Since there’s been a dastardly lack of updates spun around the fibres of Generic Mugwump lately, I feel obliged to fill this silence with a murmur or two. Allow me to begin with a banal mourning of mental energies, torn as they were from the frontal lobe by devious burdens masquerading as postmen, consequently hindering all attempts to smack the instruments of Microsoft PLC with a choice selection of arcane terminology and arbitrary allusions to high modernism. Oh yes, a tear for the obstructed Fahey, languishing in a gutter atop the corroded thoroughfares of the mind, tales of Bearded Fahey sutured to the tumescent girth of the Earth’s crust, nascent ideas discarded one by one, grand narratives dissolved by the vomitory rush of lackadaisy, conceptualisations of epic conflict floating over and above the temporal and the spatial flagellated by apathy, those carefully conceived words purloined by extraneous enterprises. Ah, the missed reviews, films and the critical considerations thereof swelling the head only to be jettisoned alongside a host of viscous tribulations.

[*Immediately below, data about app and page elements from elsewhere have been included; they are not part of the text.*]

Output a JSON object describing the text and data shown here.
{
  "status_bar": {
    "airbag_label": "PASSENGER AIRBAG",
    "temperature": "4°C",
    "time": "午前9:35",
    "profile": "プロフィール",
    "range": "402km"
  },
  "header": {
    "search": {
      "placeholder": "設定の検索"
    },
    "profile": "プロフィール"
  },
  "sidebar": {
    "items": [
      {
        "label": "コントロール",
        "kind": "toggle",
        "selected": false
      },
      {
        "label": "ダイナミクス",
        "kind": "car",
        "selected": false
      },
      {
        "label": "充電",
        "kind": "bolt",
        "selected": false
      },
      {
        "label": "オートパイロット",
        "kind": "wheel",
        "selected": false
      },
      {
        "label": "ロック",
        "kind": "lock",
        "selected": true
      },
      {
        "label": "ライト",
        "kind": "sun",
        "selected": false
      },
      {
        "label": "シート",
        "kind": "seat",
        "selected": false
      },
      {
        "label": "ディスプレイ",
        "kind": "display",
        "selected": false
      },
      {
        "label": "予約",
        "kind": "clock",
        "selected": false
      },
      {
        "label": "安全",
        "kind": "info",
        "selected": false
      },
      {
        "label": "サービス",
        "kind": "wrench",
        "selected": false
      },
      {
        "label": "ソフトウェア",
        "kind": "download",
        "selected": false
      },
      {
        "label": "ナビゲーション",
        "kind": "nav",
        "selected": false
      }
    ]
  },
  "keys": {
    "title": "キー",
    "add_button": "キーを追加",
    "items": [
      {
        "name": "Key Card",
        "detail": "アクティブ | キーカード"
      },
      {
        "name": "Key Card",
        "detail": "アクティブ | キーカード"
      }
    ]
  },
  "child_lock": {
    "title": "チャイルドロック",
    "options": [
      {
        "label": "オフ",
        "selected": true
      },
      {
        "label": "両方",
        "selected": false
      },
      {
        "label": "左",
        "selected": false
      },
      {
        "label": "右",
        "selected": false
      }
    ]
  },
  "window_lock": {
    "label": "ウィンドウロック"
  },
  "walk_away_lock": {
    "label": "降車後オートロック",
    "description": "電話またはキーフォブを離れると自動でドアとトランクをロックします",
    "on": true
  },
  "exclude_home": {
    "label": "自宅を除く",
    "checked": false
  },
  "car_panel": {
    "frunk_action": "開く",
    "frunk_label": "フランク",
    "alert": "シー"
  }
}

But enough of that. Now commences the central thread of this rambling discourse.

Allow me point the humble visitor of this word emporium in the direction of two sites that, with my sincere conjecture, highly deserve your patronage. First of all there’s The Film Fiend. This cornucopia of pithy pronouncements concerning the cinematic arts is the lair of one T. Rigney, a man famed for his awesome B-Movie of the Week feature over at Blogcritics. In his natural habitat, Rigney critically ambulates through an array of films, the type conjoined to colossal names such as Gary Daniels and Vinnie Jones, you know the sort, masterpieces hidden underneath the crushing weight of authorial ineptitude, the dearth of production resources and disastrously mediocre thespians. These curious artefacts conceal their profundity behind a wealth of misrecognition devices, from subverting continuity to boom mikes subtly penetrating the frame – the stratagems through which a film like Mansquito can evade the clutches of the canon are infinite. Rigney, I feel, has the sentient awareness of this phenomenon coursing through his veins, hence the excellence of the Film Fiend project.

The other locus of interest to be remarked upon here is Shreyashi Ganguly’s Curious Insanity blog. This collection of musings – ruminations on the symptoms of our ‘insane world’ – finds itself textured by a very expressive lexicon, an impeccable grasp of the dance of language, from the ballet of metaphor to the waltz of polysyllabics. Clearly well acquainted with the pulsations of literary decency, Ganguly presents articulate considerations of black eyes ailing the culture, opining the recent spate of biographical books causing orgiastic fervour in the reading public and smearing whatever integrity the book shops have remaining. Thoughts smoothed and caressed by gentle inclusions of Woody Allen references and understated gestures to Images & Words simply colour the fantastic writing all the more.

These merit more than a mere disregarding, a flippant signifier of disinterest, an insolent spit towards. No, go and visit them, do it. These two catalogues of captivating reflection and articulate promulgation merit identification, for they are conspicuous in the sea of so much pedestrian and predictable guff that is the internet – they protrude from the truisms and immature rantings that constitute mighty portions of, for instance, the famed blogosphere. Why waste time elsewhere when you can find yourself entertained and mentally stimulated with the specific operations hitherto delineated?

I might also draw attention here to the other assorted names and shrines listed in the sidebar, each and every one of them garners my endorsement, go and cast thy eyes upon their golden insights.